● Exercise brief
Each line of the data below that holds the word "kind" is to be reported in full.

--

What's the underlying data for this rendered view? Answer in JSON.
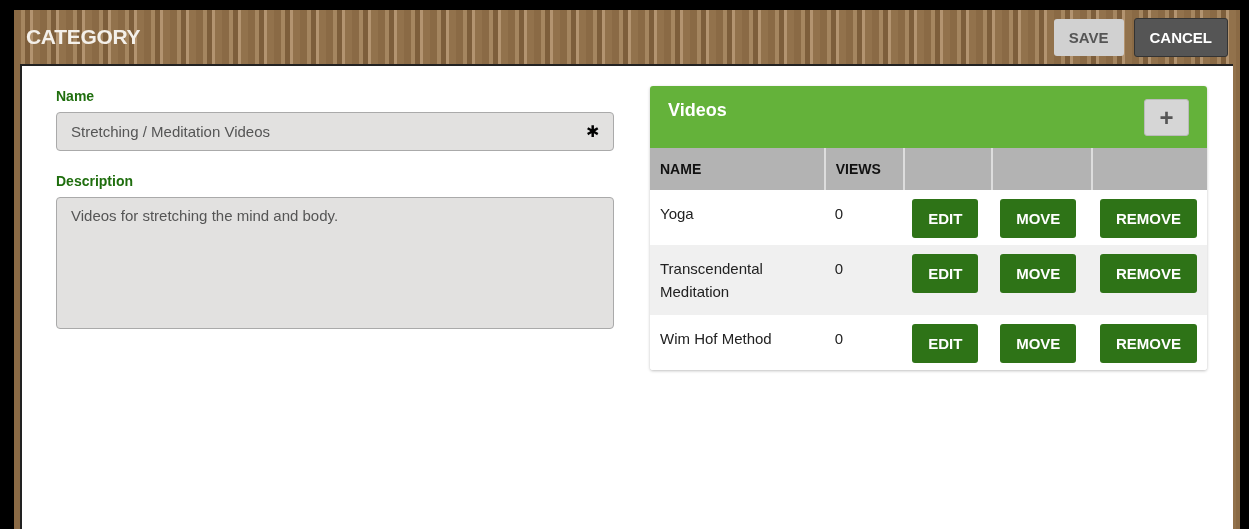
{
  "window": {
    "title": "CATEGORY"
  },
  "header_buttons": [
    {
      "label": "SAVE",
      "kind": "secondary"
    },
    {
      "label": "CANCEL",
      "kind": "dark"
    }
  ],
  "form": {
    "fields": [
      {
        "label": "Name",
        "kind": "input",
        "value": "Stretching / Meditation Videos",
        "required_mark": "✱"
      },
      {
        "label": "Description",
        "kind": "textarea",
        "value": "Videos for stretching the mind and body."
      }
    ]
  },
  "videos": {
    "title": "Videos",
    "add_button": "+",
    "columns": [
      "NAME",
      "VIEWS"
    ],
    "rows": [
      {
        "name": "Yoga",
        "views": "0",
        "actions": [
          "EDIT",
          "MOVE",
          "REMOVE"
        ]
      },
      {
        "name": "Transcendental Meditation",
        "views": "0",
        "actions": [
          "EDIT",
          "MOVE",
          "REMOVE"
        ]
      },
      {
        "name": "Wim Hof Method",
        "views": "0",
        "actions": [
          "EDIT",
          "MOVE",
          "REMOVE"
        ]
      }
    ]
  }
}
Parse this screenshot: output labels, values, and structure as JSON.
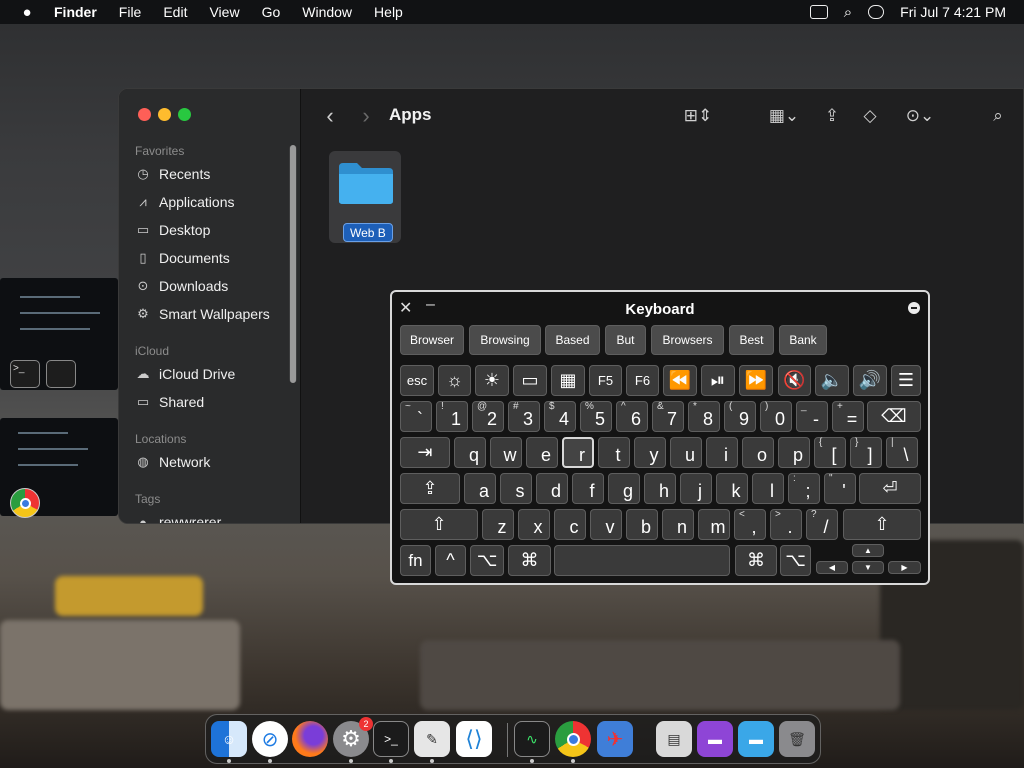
{
  "menubar": {
    "apple_icon": "apple-icon",
    "app_name": "Finder",
    "items": [
      "File",
      "Edit",
      "View",
      "Go",
      "Window",
      "Help"
    ],
    "datetime": "Fri Jul 7  4:21 PM"
  },
  "finder": {
    "title": "Apps",
    "sidebar": {
      "sections": {
        "favorites": "Favorites",
        "icloud": "iCloud",
        "locations": "Locations",
        "tags": "Tags"
      },
      "favorites": [
        "Recents",
        "Applications",
        "Desktop",
        "Documents",
        "Downloads",
        "Smart Wallpapers"
      ],
      "icloud": [
        "iCloud Drive",
        "Shared"
      ],
      "locations": [
        "Network"
      ],
      "tags": [
        "rewwrerer"
      ]
    },
    "items": [
      {
        "label": "Web B",
        "icon": "folder-icon",
        "color": "#3aa7e8"
      }
    ]
  },
  "keyboard": {
    "title": "Keyboard",
    "suggestions": [
      "Browser",
      "Browsing",
      "Based",
      "But",
      "Browsers",
      "Best",
      "Bank"
    ],
    "fn_row": {
      "esc": "esc",
      "f5": "F5",
      "f6": "F6"
    },
    "number_row": {
      "primary": [
        "`",
        "1",
        "2",
        "3",
        "4",
        "5",
        "6",
        "7",
        "8",
        "9",
        "0",
        "-",
        "="
      ],
      "secondary": [
        "~",
        "!",
        "@",
        "#",
        "$",
        "%",
        "^",
        "&",
        "*",
        "(",
        ")",
        "_",
        "+"
      ]
    },
    "row_q": {
      "primary": [
        "q",
        "w",
        "e",
        "r",
        "t",
        "y",
        "u",
        "i",
        "o",
        "p",
        "[",
        "]",
        "\\"
      ],
      "secondary": [
        "",
        "",
        "",
        "",
        "",
        "",
        "",
        "",
        "",
        "",
        "{",
        "}",
        "|"
      ]
    },
    "row_a": {
      "primary": [
        "a",
        "s",
        "d",
        "f",
        "g",
        "h",
        "j",
        "k",
        "l",
        ";",
        "'"
      ],
      "secondary": [
        "",
        "",
        "",
        "",
        "",
        "",
        "",
        "",
        "",
        ":",
        "\""
      ]
    },
    "row_z": {
      "primary": [
        "z",
        "x",
        "c",
        "v",
        "b",
        "n",
        "m",
        ",",
        ".",
        "/"
      ],
      "secondary": [
        "",
        "",
        "",
        "",
        "",
        "",
        "",
        "<",
        ">",
        "?"
      ]
    },
    "bottom": {
      "fn": "fn",
      "control": "^",
      "option": "⌥",
      "command": "⌘"
    },
    "highlighted_key": "r"
  },
  "dock": {
    "apps": [
      "finder-icon",
      "safari-icon",
      "firefox-icon",
      "system-settings-icon",
      "terminal-icon",
      "script-editor-icon",
      "vscode-icon",
      "activity-monitor-icon",
      "chrome-icon",
      "rocket-typist-icon",
      "files-icon",
      "downloads-folder-icon",
      "apps-folder-icon",
      "trash-icon"
    ],
    "settings_badge": "2"
  }
}
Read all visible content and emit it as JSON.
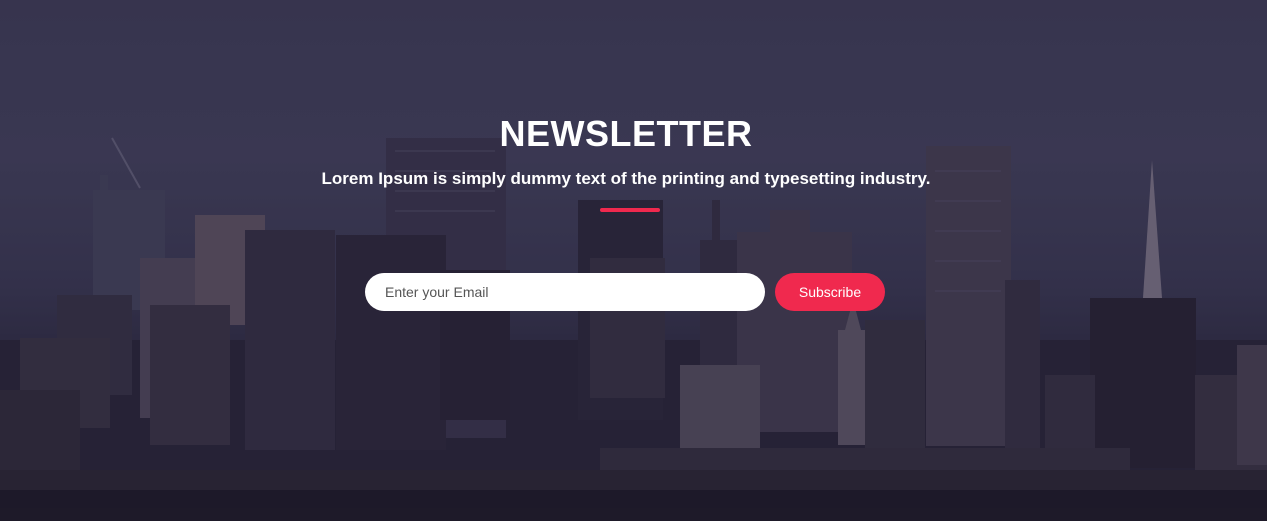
{
  "newsletter": {
    "title": "NEWSLETTER",
    "subtitle": "Lorem Ipsum is simply dummy text of the printing and typesetting industry.",
    "email_placeholder": "Enter your Email",
    "email_value": "",
    "subscribe_label": "Subscribe"
  },
  "colors": {
    "accent": "#f0294e",
    "text": "#ffffff",
    "sky": "#45435f",
    "buildings": "#2a2538"
  }
}
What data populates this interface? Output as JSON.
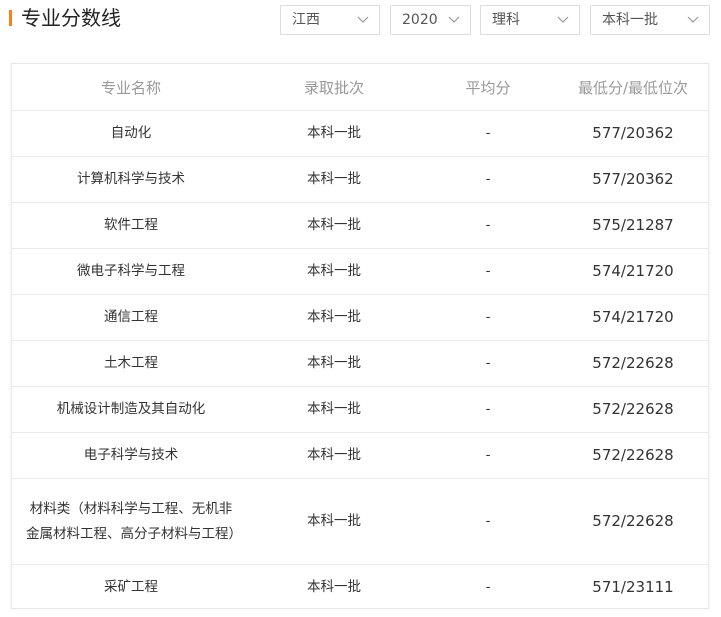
{
  "header": {
    "title": "专业分数线",
    "filters": {
      "province": "江西",
      "year": "2020",
      "subject": "理科",
      "batch": "本科一批"
    },
    "accent_color": "#f7821b"
  },
  "table": {
    "columns": [
      "专业名称",
      "录取批次",
      "平均分",
      "最低分/最低位次"
    ],
    "rows": [
      {
        "name": "自动化",
        "batch": "本科一批",
        "avg": "-",
        "min": "577/20362"
      },
      {
        "name": "计算机科学与技术",
        "batch": "本科一批",
        "avg": "-",
        "min": "577/20362"
      },
      {
        "name": "软件工程",
        "batch": "本科一批",
        "avg": "-",
        "min": "575/21287"
      },
      {
        "name": "微电子科学与工程",
        "batch": "本科一批",
        "avg": "-",
        "min": "574/21720"
      },
      {
        "name": "通信工程",
        "batch": "本科一批",
        "avg": "-",
        "min": "574/21720"
      },
      {
        "name": "土木工程",
        "batch": "本科一批",
        "avg": "-",
        "min": "572/22628"
      },
      {
        "name": "机械设计制造及其自动化",
        "batch": "本科一批",
        "avg": "-",
        "min": "572/22628"
      },
      {
        "name": "电子科学与技术",
        "batch": "本科一批",
        "avg": "-",
        "min": "572/22628"
      },
      {
        "name": "材料类（材料科学与工程、无机非金属材料工程、高分子材料与工程）",
        "batch": "本科一批",
        "avg": "-",
        "min": "572/22628"
      },
      {
        "name": "采矿工程",
        "batch": "本科一批",
        "avg": "-",
        "min": "571/23111"
      }
    ]
  }
}
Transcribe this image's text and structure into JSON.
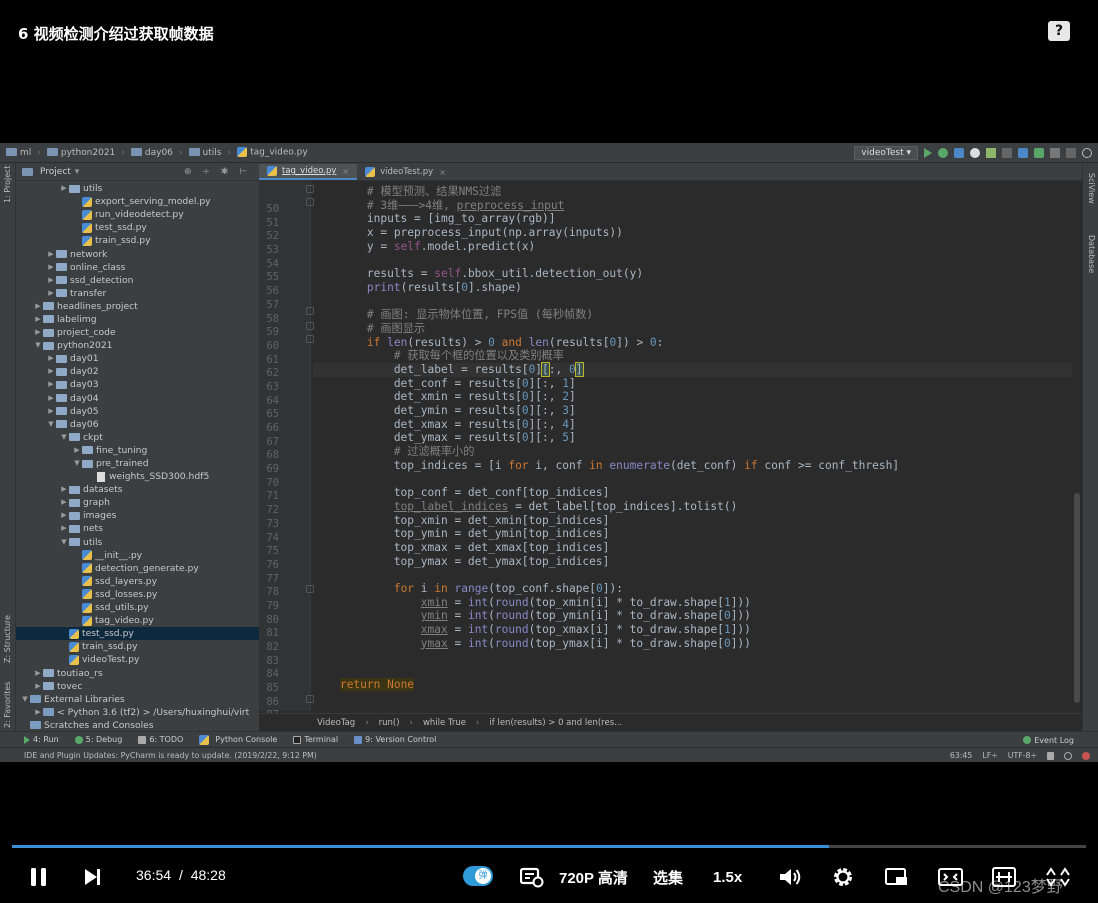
{
  "video_title": "6 视频检测介绍过获取帧数据",
  "help_icon": "?",
  "ide": {
    "breadcrumb": [
      "ml",
      "python2021",
      "day06",
      "utils",
      "tag_video.py"
    ],
    "run_config": "videoTest",
    "project_header": "Project",
    "left_tools": [
      "1: Project",
      "Z: Structure",
      "2: Favorites"
    ],
    "right_tools": [
      "SciView",
      "Database"
    ],
    "tree": [
      {
        "label": "utils",
        "depth": 3,
        "type": "folder",
        "arrow": "▶"
      },
      {
        "label": "export_serving_model.py",
        "depth": 4,
        "type": "py",
        "arrow": ""
      },
      {
        "label": "run_videodetect.py",
        "depth": 4,
        "type": "py",
        "arrow": ""
      },
      {
        "label": "test_ssd.py",
        "depth": 4,
        "type": "py",
        "arrow": ""
      },
      {
        "label": "train_ssd.py",
        "depth": 4,
        "type": "py",
        "arrow": ""
      },
      {
        "label": "network",
        "depth": 2,
        "type": "folder",
        "arrow": "▶"
      },
      {
        "label": "online_class",
        "depth": 2,
        "type": "folder",
        "arrow": "▶"
      },
      {
        "label": "ssd_detection",
        "depth": 2,
        "type": "folder",
        "arrow": "▶"
      },
      {
        "label": "transfer",
        "depth": 2,
        "type": "folder",
        "arrow": "▶"
      },
      {
        "label": "headlines_project",
        "depth": 1,
        "type": "folder",
        "arrow": "▶"
      },
      {
        "label": "labelimg",
        "depth": 1,
        "type": "folder",
        "arrow": "▶"
      },
      {
        "label": "project_code",
        "depth": 1,
        "type": "folder",
        "arrow": "▶"
      },
      {
        "label": "python2021",
        "depth": 1,
        "type": "folder",
        "arrow": "▼"
      },
      {
        "label": "day01",
        "depth": 2,
        "type": "folder",
        "arrow": "▶"
      },
      {
        "label": "day02",
        "depth": 2,
        "type": "folder",
        "arrow": "▶"
      },
      {
        "label": "day03",
        "depth": 2,
        "type": "folder",
        "arrow": "▶"
      },
      {
        "label": "day04",
        "depth": 2,
        "type": "folder",
        "arrow": "▶"
      },
      {
        "label": "day05",
        "depth": 2,
        "type": "folder",
        "arrow": "▶"
      },
      {
        "label": "day06",
        "depth": 2,
        "type": "folder",
        "arrow": "▼"
      },
      {
        "label": "ckpt",
        "depth": 3,
        "type": "folder",
        "arrow": "▼"
      },
      {
        "label": "fine_tuning",
        "depth": 4,
        "type": "folder",
        "arrow": "▶"
      },
      {
        "label": "pre_trained",
        "depth": 4,
        "type": "folder",
        "arrow": "▼"
      },
      {
        "label": "weights_SSD300.hdf5",
        "depth": 5,
        "type": "file",
        "arrow": ""
      },
      {
        "label": "datasets",
        "depth": 3,
        "type": "folder",
        "arrow": "▶"
      },
      {
        "label": "graph",
        "depth": 3,
        "type": "folder",
        "arrow": "▶"
      },
      {
        "label": "images",
        "depth": 3,
        "type": "folder",
        "arrow": "▶"
      },
      {
        "label": "nets",
        "depth": 3,
        "type": "folder",
        "arrow": "▶"
      },
      {
        "label": "utils",
        "depth": 3,
        "type": "folder",
        "arrow": "▼"
      },
      {
        "label": "__init__.py",
        "depth": 4,
        "type": "py",
        "arrow": ""
      },
      {
        "label": "detection_generate.py",
        "depth": 4,
        "type": "py",
        "arrow": ""
      },
      {
        "label": "ssd_layers.py",
        "depth": 4,
        "type": "py",
        "arrow": ""
      },
      {
        "label": "ssd_losses.py",
        "depth": 4,
        "type": "py",
        "arrow": ""
      },
      {
        "label": "ssd_utils.py",
        "depth": 4,
        "type": "py",
        "arrow": ""
      },
      {
        "label": "tag_video.py",
        "depth": 4,
        "type": "py",
        "arrow": ""
      },
      {
        "label": "test_ssd.py",
        "depth": 3,
        "type": "py",
        "arrow": "",
        "selected": true
      },
      {
        "label": "train_ssd.py",
        "depth": 3,
        "type": "py",
        "arrow": ""
      },
      {
        "label": "videoTest.py",
        "depth": 3,
        "type": "py",
        "arrow": ""
      },
      {
        "label": "toutiao_rs",
        "depth": 1,
        "type": "folder",
        "arrow": "▶"
      },
      {
        "label": "tovec",
        "depth": 1,
        "type": "folder",
        "arrow": "▶"
      },
      {
        "label": "External Libraries",
        "depth": 0,
        "type": "lib",
        "arrow": "▼"
      },
      {
        "label": "< Python 3.6 (tf2) >  /Users/huxinghui/virt",
        "depth": 1,
        "type": "lib",
        "arrow": "▶"
      },
      {
        "label": "Scratches and Consoles",
        "depth": 0,
        "type": "lib",
        "arrow": ""
      }
    ],
    "tabs": [
      {
        "label": "tag_video.py",
        "active": true
      },
      {
        "label": "videoTest.py",
        "active": false
      }
    ],
    "line_numbers": [
      "50",
      "51",
      "52",
      "53",
      "54",
      "55",
      "56",
      "57",
      "58",
      "59",
      "60",
      "61",
      "62",
      "63",
      "64",
      "65",
      "66",
      "67",
      "68",
      "69",
      "70",
      "71",
      "72",
      "73",
      "74",
      "75",
      "76",
      "77",
      "78",
      "79",
      "80",
      "81",
      "82",
      "83",
      "84",
      "85",
      "86",
      "87",
      "88"
    ],
    "editor_crumbs": [
      "VideoTag",
      "run()",
      "while True",
      "if len(results) > 0 and len(res..."
    ],
    "bottom_tools": [
      "4: Run",
      "5: Debug",
      "6: TODO",
      "Python Console",
      "Terminal",
      "9: Version Control"
    ],
    "event_log": "Event Log",
    "status_message": "IDE and Plugin Updates: PyCharm is ready to update. (2019/2/22, 9:12 PM)",
    "status_right": [
      "63:45",
      "LF÷",
      "UTF-8÷"
    ]
  },
  "player": {
    "current_time": "36:54",
    "time_sep": "/",
    "duration": "48:28",
    "progress": 0.761,
    "danmu_label": "弹",
    "quality": "720P 高清",
    "episodes": "选集",
    "speed": "1.5x",
    "watermark": "CSDN @123梦野"
  },
  "colors": {
    "accent": "#3a8fd6",
    "editor_bg": "#2b2b2b",
    "panel_bg": "#3c3f41"
  }
}
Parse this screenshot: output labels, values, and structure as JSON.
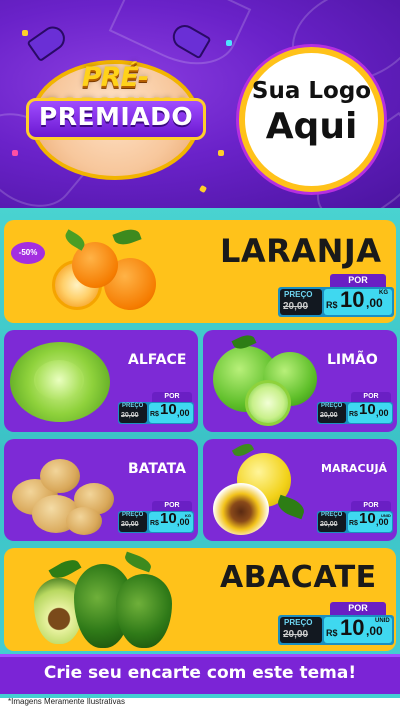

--

● Answer box
      "kind": "secondary"
      "kind": "dark"
        "kind": "input",
        "kind": "textarea",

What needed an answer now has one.